The lobby is packed around duck-viewing times, so get a seat early if you want a good spot.
For a less crowded experience, go late to enjoy a cocktail and dessert. The chocolate espresso tiramisu (US$7.50) is served in an edible chocolate cup filled with mascarpone cheese, cream and espresso-soaked ladyfingers. (Yes, we ate the entire cup.)
The blueberry mojito (US$13) mixes muddled mint and blueberries with Stoli Blueberi, lime juice, simple syrup and soda. The drink isn't cloying, and the blueberry, lime and mint combine for a clean flavour. Don't let the crushed berries go to waste; they soak up the liquid and are worth sampling.
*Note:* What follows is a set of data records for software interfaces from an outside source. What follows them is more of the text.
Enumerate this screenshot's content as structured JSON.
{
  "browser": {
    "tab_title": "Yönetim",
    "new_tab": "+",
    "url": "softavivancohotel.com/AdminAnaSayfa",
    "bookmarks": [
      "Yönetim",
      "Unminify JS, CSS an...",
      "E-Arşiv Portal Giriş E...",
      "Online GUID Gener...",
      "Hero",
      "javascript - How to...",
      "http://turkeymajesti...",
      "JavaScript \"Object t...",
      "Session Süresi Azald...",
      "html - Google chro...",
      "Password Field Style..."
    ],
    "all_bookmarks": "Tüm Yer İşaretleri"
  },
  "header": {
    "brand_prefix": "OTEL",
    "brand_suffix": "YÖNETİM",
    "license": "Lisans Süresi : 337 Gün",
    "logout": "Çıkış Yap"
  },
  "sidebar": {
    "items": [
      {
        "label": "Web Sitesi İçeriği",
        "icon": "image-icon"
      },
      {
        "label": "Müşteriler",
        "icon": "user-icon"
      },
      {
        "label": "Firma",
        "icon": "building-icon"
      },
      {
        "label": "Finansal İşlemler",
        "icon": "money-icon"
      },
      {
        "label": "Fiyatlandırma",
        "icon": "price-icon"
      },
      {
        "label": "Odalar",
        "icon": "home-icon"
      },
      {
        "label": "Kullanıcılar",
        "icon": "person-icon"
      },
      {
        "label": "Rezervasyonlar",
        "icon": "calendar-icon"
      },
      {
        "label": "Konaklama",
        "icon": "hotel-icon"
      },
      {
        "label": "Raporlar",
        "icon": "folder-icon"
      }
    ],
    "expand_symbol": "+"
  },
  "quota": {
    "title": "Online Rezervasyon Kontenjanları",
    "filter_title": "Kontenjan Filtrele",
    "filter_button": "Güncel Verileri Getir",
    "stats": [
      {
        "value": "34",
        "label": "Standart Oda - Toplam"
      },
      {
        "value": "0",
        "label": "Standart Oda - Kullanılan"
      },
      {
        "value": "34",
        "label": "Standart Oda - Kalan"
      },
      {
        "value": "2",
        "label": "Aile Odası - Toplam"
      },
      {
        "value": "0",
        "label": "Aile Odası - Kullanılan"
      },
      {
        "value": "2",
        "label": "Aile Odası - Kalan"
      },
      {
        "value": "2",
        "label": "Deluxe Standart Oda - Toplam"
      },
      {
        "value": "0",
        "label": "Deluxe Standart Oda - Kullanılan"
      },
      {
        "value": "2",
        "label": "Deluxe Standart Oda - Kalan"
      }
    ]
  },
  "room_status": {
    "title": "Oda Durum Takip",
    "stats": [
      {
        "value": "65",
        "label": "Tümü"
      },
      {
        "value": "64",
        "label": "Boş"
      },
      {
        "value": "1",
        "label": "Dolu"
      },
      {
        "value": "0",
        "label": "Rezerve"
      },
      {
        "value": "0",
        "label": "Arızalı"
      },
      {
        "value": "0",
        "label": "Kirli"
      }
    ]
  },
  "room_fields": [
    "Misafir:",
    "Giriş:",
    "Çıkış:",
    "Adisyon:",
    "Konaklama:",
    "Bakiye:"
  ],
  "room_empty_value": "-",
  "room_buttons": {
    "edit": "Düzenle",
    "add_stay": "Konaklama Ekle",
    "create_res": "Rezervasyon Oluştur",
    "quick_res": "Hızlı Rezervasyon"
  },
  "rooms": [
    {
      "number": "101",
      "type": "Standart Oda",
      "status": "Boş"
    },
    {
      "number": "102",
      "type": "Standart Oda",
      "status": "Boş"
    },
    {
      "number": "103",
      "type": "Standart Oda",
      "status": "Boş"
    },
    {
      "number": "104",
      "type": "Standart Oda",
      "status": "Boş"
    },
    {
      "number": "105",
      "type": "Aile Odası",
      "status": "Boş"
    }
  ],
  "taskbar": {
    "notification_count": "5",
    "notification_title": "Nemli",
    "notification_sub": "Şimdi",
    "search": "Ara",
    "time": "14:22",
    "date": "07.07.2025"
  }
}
For a classic brunch spot that also captures some Memphis history, try the Majestic Grille. Housed in a building that was originally built in 1913 as a movie theatre, the Majestic Grille pays tribute to old Hollywood with a large screen that shows old movies and cartoons.
Chef Patrick Reilly has a something-for-everyone menu with salads, flatbreads, sandwiches, French toast, and shrimp and grits. The specialties include four kinds of eggs Benedict (US$10-US$15) - classic, filet mignon, crab cake and artichoke - that are served with generous chunks of breakfast potatoes.
The Majestic Mimosa is a great deal, US$14 for a bottle of Champagne, orange juice and orange slices. But before you taste your entree, you have to stop eating the buttery biscuits served at the start of the meal. They're hard to beat.
IF YOU GO:
Central BBQ: 2249 Central Avenue (also 147 East Butler Avenue and 4375 Summer Avenue in East Memphis).
Second Line: 2144 Monroe Avenue, 1-901-590-2829,
Hog and Hominy: 707 West Brookhaven Circle, 1-901-207-7396,
Kwik Chek: 2013 Madison Avenue.
Peabody Hotel: 149 Union Avenue, 1-901-529-4000.
Majestic Grille: 145 South Main Street.